**What is being asked**
Every record should be written out exactly, please.

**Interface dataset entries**

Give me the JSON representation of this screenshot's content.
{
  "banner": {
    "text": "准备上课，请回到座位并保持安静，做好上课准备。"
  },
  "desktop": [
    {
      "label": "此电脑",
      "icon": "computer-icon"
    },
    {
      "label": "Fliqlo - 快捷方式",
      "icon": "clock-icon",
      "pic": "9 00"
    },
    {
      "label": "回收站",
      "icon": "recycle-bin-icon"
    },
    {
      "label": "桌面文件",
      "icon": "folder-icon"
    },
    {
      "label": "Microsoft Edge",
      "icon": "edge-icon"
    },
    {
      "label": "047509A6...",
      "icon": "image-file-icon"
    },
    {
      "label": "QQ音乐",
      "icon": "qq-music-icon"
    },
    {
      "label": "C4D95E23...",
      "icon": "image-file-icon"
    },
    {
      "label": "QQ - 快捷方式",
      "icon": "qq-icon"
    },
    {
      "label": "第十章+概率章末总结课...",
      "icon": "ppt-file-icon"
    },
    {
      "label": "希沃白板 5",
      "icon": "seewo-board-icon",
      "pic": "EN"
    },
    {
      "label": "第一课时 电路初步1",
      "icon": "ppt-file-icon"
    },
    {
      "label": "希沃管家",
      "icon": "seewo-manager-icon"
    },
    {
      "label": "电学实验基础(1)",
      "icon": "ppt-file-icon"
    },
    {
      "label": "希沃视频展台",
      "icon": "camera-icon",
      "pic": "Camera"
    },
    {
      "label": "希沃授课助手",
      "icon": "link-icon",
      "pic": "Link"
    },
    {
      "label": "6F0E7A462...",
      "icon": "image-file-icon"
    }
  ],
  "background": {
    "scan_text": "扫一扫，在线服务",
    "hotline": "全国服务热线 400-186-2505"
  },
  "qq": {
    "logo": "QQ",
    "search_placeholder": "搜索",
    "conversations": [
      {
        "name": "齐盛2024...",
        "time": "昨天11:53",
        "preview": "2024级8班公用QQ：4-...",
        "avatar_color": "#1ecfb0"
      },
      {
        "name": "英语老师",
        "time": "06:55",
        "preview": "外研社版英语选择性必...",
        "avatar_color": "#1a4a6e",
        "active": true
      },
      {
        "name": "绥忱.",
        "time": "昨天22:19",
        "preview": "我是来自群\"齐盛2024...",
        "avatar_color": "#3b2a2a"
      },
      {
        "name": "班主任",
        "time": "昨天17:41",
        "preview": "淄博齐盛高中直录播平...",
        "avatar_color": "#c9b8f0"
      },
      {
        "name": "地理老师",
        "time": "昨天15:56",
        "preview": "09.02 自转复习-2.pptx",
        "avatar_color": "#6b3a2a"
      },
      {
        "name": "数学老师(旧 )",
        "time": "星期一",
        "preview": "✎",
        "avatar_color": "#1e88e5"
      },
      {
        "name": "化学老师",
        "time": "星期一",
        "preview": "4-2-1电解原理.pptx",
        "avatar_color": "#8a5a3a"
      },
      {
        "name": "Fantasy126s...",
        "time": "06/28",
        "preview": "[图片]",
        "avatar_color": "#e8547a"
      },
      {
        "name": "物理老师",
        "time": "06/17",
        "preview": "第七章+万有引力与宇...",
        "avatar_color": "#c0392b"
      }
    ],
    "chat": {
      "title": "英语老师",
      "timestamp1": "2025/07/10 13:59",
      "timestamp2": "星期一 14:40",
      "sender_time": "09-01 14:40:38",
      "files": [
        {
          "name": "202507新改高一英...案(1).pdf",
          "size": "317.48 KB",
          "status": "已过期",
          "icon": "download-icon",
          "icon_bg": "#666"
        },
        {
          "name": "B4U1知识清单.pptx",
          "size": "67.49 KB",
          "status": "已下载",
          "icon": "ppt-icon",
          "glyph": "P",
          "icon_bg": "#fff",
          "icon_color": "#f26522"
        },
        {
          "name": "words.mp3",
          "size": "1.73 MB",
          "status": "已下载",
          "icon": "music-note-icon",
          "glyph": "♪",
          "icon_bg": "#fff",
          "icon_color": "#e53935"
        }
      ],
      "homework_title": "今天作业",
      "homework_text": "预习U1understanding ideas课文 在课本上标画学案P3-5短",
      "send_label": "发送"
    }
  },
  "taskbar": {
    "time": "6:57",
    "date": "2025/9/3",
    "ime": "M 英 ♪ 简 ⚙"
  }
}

**Response**
Give me the JSON representation of this screenshot's content.
{
  "banner": {
    "text": "准备上课，请回到座位并保持安静，做好上课准备。"
  },
  "desktop": [
    {
      "label": "此电脑",
      "icon": "computer-icon"
    },
    {
      "label": "Fliqlo - 快捷方式",
      "icon": "clock-icon",
      "pic": "9 00"
    },
    {
      "label": "回收站",
      "icon": "recycle-bin-icon"
    },
    {
      "label": "桌面文件",
      "icon": "folder-icon"
    },
    {
      "label": "Microsoft Edge",
      "icon": "edge-icon"
    },
    {
      "label": "047509A6...",
      "icon": "image-file-icon"
    },
    {
      "label": "QQ音乐",
      "icon": "qq-music-icon"
    },
    {
      "label": "C4D95E23...",
      "icon": "image-file-icon"
    },
    {
      "label": "QQ - 快捷方式",
      "icon": "qq-icon"
    },
    {
      "label": "第十章+概率章末总结课...",
      "icon": "ppt-file-icon"
    },
    {
      "label": "希沃白板 5",
      "icon": "seewo-board-icon",
      "pic": "EN"
    },
    {
      "label": "第一课时 电路初步1",
      "icon": "ppt-file-icon"
    },
    {
      "label": "希沃管家",
      "icon": "seewo-manager-icon"
    },
    {
      "label": "电学实验基础(1)",
      "icon": "ppt-file-icon"
    },
    {
      "label": "希沃视频展台",
      "icon": "camera-icon",
      "pic": "Camera"
    },
    {
      "label": "希沃授课助手",
      "icon": "link-icon",
      "pic": "Link"
    },
    {
      "label": "6F0E7A462...",
      "icon": "image-file-icon"
    }
  ],
  "background": {
    "scan_text": "扫一扫，在线服务",
    "hotline": "全国服务热线 400-186-2505"
  },
  "qq": {
    "logo": "QQ",
    "search_placeholder": "搜索",
    "conversations": [
      {
        "name": "齐盛2024...",
        "time": "昨天11:53",
        "preview": "2024级8班公用QQ：4-...",
        "avatar_color": "#1ecfb0"
      },
      {
        "name": "英语老师",
        "time": "06:55",
        "preview": "外研社版英语选择性必...",
        "avatar_color": "#1a4a6e",
        "active": true
      },
      {
        "name": "绥忱.",
        "time": "昨天22:19",
        "preview": "我是来自群\"齐盛2024...",
        "avatar_color": "#3b2a2a"
      },
      {
        "name": "班主任",
        "time": "昨天17:41",
        "preview": "淄博齐盛高中直录播平...",
        "avatar_color": "#c9b8f0"
      },
      {
        "name": "地理老师",
        "time": "昨天15:56",
        "preview": "09.02 自转复习-2.pptx",
        "avatar_color": "#6b3a2a"
      },
      {
        "name": "数学老师(旧 )",
        "time": "星期一",
        "preview": "✎",
        "avatar_color": "#1e88e5"
      },
      {
        "name": "化学老师",
        "time": "星期一",
        "preview": "4-2-1电解原理.pptx",
        "avatar_color": "#8a5a3a"
      },
      {
        "name": "Fantasy126s...",
        "time": "06/28",
        "preview": "[图片]",
        "avatar_color": "#e8547a"
      },
      {
        "name": "物理老师",
        "time": "06/17",
        "preview": "第七章+万有引力与宇...",
        "avatar_color": "#c0392b"
      }
    ],
    "chat": {
      "title": "英语老师",
      "timestamp1": "2025/07/10 13:59",
      "timestamp2": "星期一 14:40",
      "sender_time": "09-01 14:40:38",
      "files": [
        {
          "name": "202507新改高一英...案(1).pdf",
          "size": "317.48 KB",
          "status": "已过期",
          "icon": "download-icon",
          "icon_bg": "#666"
        },
        {
          "name": "B4U1知识清单.pptx",
          "size": "67.49 KB",
          "status": "已下载",
          "icon": "ppt-icon",
          "glyph": "P",
          "icon_bg": "#fff",
          "icon_color": "#f26522"
        },
        {
          "name": "words.mp3",
          "size": "1.73 MB",
          "status": "已下载",
          "icon": "music-note-icon",
          "glyph": "♪",
          "icon_bg": "#fff",
          "icon_color": "#e53935"
        }
      ],
      "homework_title": "今天作业",
      "homework_text": "预习U1understanding ideas课文 在课本上标画学案P3-5短",
      "send_label": "发送"
    }
  },
  "taskbar": {
    "time": "6:57",
    "date": "2025/9/3",
    "ime": "M 英 ♪ 简 ⚙"
  }
}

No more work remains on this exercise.